The cocktail scene evolved during Vessel’s two-year hiatus. The city is now littered with craft distilleries, and even dive bars can make a decent Old Fashioned now.
Nevertheless, Vessel has readily reclaimed its perch on the top shelf — though with a softening of its original hard-line stances.
It’s still a temple for cocktail worshippers, boasting “The Lab,” a separate kitchen space where bartenders chain saw sheets of ice and make bitters and foams.
Drinks arrive in some of the city’s prettiest vintage glassware. (You’ll cringe every time you hear a glass shatter.)
Though somewhat less inviting than the previous location (the lighting and acoustics can both be a bit much), the new industrial-chic space is larger, and seats at the bar are prime real estate.
The old Vessel cared for food as much as it did for vodka, while the new iteration offers a small, understated menu that features braised lamb french dip and a Niçoise salad with poached salmon.
As ever, Vessel, more than any other bar in Washington, is a showcase for the talent behind the counter.
Each bartender gets to feature his (they’re all men) own drink menu.
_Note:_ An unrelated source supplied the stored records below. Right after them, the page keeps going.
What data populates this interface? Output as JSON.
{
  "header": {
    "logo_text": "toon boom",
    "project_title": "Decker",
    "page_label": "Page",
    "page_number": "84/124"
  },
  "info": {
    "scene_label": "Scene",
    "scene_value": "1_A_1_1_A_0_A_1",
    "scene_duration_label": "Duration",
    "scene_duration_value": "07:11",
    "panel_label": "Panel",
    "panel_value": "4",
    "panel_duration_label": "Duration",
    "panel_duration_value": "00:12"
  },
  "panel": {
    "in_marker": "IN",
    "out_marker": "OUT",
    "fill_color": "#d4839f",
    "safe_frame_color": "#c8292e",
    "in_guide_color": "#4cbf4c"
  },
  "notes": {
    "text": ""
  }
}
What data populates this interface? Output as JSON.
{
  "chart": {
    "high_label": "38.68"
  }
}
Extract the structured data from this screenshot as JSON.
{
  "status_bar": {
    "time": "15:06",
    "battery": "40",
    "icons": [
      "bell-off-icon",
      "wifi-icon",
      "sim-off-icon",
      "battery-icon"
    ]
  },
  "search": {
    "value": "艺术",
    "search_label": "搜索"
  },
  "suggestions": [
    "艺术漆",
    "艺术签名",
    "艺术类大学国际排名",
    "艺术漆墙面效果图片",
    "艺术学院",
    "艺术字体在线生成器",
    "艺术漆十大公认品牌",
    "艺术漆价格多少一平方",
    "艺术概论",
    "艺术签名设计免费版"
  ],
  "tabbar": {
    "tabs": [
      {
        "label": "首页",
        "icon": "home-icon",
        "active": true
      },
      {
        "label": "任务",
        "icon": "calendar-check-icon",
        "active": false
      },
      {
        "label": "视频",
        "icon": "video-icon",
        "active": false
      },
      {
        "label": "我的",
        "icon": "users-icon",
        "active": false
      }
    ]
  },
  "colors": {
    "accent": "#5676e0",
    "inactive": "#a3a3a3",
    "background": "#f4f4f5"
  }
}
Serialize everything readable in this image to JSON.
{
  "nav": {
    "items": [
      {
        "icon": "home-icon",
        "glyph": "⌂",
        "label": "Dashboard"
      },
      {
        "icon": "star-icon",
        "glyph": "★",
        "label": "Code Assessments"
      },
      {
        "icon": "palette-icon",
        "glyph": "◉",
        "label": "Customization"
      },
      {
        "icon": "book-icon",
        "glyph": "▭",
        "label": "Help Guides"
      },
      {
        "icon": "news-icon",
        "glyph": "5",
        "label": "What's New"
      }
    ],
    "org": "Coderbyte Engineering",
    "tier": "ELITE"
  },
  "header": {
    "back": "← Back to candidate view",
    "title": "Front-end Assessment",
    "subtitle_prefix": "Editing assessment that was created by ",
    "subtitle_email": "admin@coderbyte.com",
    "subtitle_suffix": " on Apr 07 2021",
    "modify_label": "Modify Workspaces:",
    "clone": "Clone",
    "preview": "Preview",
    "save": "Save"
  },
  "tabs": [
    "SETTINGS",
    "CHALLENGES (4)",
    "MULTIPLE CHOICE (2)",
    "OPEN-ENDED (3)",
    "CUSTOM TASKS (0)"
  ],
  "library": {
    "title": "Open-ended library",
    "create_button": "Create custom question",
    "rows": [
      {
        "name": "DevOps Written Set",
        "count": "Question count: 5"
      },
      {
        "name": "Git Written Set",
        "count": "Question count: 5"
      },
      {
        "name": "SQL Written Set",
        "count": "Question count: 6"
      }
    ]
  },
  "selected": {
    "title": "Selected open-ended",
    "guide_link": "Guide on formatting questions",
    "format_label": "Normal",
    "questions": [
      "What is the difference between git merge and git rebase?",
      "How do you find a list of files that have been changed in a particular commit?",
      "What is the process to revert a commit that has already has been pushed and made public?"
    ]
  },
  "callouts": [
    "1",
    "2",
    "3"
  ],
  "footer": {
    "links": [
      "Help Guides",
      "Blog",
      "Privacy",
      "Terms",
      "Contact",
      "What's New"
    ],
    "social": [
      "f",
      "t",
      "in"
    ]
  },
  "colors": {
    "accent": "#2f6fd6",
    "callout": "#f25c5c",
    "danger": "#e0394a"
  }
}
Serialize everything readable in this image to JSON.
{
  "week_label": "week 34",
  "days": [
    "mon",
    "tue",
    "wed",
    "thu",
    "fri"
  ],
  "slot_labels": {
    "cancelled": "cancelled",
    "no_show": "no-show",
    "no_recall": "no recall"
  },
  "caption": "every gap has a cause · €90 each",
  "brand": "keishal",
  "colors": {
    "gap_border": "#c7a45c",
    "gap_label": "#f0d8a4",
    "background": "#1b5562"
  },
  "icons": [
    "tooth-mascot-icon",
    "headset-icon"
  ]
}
The downside: you can’t get the same drink on your second visit unless you see the same bartender.
One night, I had a memorable rum Old Fashioned — caramel, nutty and buttery, cut with spice. Another time, I had the most original drink this year, a smoky, savory mescal concoction with celery juice and lime, sweetened with agave nectar with a kick of smoked sea salt.
The bar staff’s pedigree is top-notch — old hands who made their names at Rob Roy, Sun Liquor and other noted cocktail spots — so, regardless of who is behind the bar, you’re in good hands here.
Vessel, 624 Olive Way, offers happy hour weekdays (3-6 p.m.) with $6 Manhattan, $5 wine and $3 pilsner, and bar snacks ($3-$7). (206-623-3325 or www.vesselseattle.com).
Tan Vinh: 206-515-5656 or firstname.lastname@example.org. On Twitter @tanvinhseattle
Greg Gilbert / The Seattle Times, 2012
Jim Romdall, owner and manager of Vessel, heads an all-star lineup of bartenders.